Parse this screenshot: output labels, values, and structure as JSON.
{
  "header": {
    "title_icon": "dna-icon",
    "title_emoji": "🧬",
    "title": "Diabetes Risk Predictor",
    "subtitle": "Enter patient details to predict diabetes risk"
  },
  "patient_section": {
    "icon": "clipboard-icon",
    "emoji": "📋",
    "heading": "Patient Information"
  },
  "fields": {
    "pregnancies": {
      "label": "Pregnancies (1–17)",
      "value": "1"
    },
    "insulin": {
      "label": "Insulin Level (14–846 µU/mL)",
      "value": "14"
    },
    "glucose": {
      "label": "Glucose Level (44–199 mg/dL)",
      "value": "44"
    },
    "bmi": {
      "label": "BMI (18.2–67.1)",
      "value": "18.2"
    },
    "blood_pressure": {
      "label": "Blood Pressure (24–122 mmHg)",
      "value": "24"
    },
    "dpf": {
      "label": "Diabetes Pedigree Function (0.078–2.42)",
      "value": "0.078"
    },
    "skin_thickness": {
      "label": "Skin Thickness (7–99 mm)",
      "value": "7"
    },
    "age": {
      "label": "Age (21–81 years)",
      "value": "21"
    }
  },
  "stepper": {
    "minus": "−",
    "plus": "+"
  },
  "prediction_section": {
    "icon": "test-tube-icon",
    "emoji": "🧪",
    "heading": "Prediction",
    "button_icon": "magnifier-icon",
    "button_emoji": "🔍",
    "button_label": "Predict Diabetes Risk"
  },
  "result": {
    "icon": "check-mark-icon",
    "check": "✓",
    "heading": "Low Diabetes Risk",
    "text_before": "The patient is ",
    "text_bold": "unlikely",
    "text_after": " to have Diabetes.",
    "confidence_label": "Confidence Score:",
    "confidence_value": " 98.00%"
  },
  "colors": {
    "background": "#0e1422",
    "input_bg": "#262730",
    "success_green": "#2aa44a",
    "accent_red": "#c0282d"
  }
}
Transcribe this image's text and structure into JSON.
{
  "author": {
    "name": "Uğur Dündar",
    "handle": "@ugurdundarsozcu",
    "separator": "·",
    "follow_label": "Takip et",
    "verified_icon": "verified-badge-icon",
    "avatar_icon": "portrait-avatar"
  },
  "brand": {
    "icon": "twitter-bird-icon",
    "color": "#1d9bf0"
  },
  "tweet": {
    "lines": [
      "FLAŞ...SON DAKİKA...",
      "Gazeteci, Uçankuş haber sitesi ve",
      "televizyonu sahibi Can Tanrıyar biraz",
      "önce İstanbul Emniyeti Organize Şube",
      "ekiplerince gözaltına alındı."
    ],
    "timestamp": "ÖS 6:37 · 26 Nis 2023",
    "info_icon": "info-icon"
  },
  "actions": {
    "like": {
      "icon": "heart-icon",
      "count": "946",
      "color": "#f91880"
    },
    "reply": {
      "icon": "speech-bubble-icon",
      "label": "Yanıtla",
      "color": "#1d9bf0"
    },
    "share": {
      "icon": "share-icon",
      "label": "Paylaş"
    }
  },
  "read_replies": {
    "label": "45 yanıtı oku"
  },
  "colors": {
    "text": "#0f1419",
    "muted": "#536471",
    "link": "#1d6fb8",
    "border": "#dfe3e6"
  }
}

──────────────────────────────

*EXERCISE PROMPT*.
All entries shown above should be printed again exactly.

*REPLY*.
Parse this screenshot: output labels, values, and structure as JSON.
{
  "header": {
    "title_icon": "dna-icon",
    "title_emoji": "🧬",
    "title": "Diabetes Risk Predictor",
    "subtitle": "Enter patient details to predict diabetes risk"
  },
  "patient_section": {
    "icon": "clipboard-icon",
    "emoji": "📋",
    "heading": "Patient Information"
  },
  "fields": {
    "pregnancies": {
      "label": "Pregnancies (1–17)",
      "value": "1"
    },
    "insulin": {
      "label": "Insulin Level (14–846 µU/mL)",
      "value": "14"
    },
    "glucose": {
      "label": "Glucose Level (44–199 mg/dL)",
      "value": "44"
    },
    "bmi": {
      "label": "BMI (18.2–67.1)",
      "value": "18.2"
    },
    "blood_pressure": {
      "label": "Blood Pressure (24–122 mmHg)",
      "value": "24"
    },
    "dpf": {
      "label": "Diabetes Pedigree Function (0.078–2.42)",
      "value": "0.078"
    },
    "skin_thickness": {
      "label": "Skin Thickness (7–99 mm)",
      "value": "7"
    },
    "age": {
      "label": "Age (21–81 years)",
      "value": "21"
    }
  },
  "stepper": {
    "minus": "−",
    "plus": "+"
  },
  "prediction_section": {
    "icon": "test-tube-icon",
    "emoji": "🧪",
    "heading": "Prediction",
    "button_icon": "magnifier-icon",
    "button_emoji": "🔍",
    "button_label": "Predict Diabetes Risk"
  },
  "result": {
    "icon": "check-mark-icon",
    "check": "✓",
    "heading": "Low Diabetes Risk",
    "text_before": "The patient is ",
    "text_bold": "unlikely",
    "text_after": " to have Diabetes.",
    "confidence_label": "Confidence Score:",
    "confidence_value": " 98.00%"
  },
  "colors": {
    "background": "#0e1422",
    "input_bg": "#262730",
    "success_green": "#2aa44a",
    "accent_red": "#c0282d"
  }
}
Transcribe this image's text and structure into JSON.
{
  "author": {
    "name": "Uğur Dündar",
    "handle": "@ugurdundarsozcu",
    "separator": "·",
    "follow_label": "Takip et",
    "verified_icon": "verified-badge-icon",
    "avatar_icon": "portrait-avatar"
  },
  "brand": {
    "icon": "twitter-bird-icon",
    "color": "#1d9bf0"
  },
  "tweet": {
    "lines": [
      "FLAŞ...SON DAKİKA...",
      "Gazeteci, Uçankuş haber sitesi ve",
      "televizyonu sahibi Can Tanrıyar biraz",
      "önce İstanbul Emniyeti Organize Şube",
      "ekiplerince gözaltına alındı."
    ],
    "timestamp": "ÖS 6:37 · 26 Nis 2023",
    "info_icon": "info-icon"
  },
  "actions": {
    "like": {
      "icon": "heart-icon",
      "count": "946",
      "color": "#f91880"
    },
    "reply": {
      "icon": "speech-bubble-icon",
      "label": "Yanıtla",
      "color": "#1d9bf0"
    },
    "share": {
      "icon": "share-icon",
      "label": "Paylaş"
    }
  },
  "read_replies": {
    "label": "45 yanıtı oku"
  },
  "colors": {
    "text": "#0f1419",
    "muted": "#536471",
    "link": "#1d6fb8",
    "border": "#dfe3e6"
  }
}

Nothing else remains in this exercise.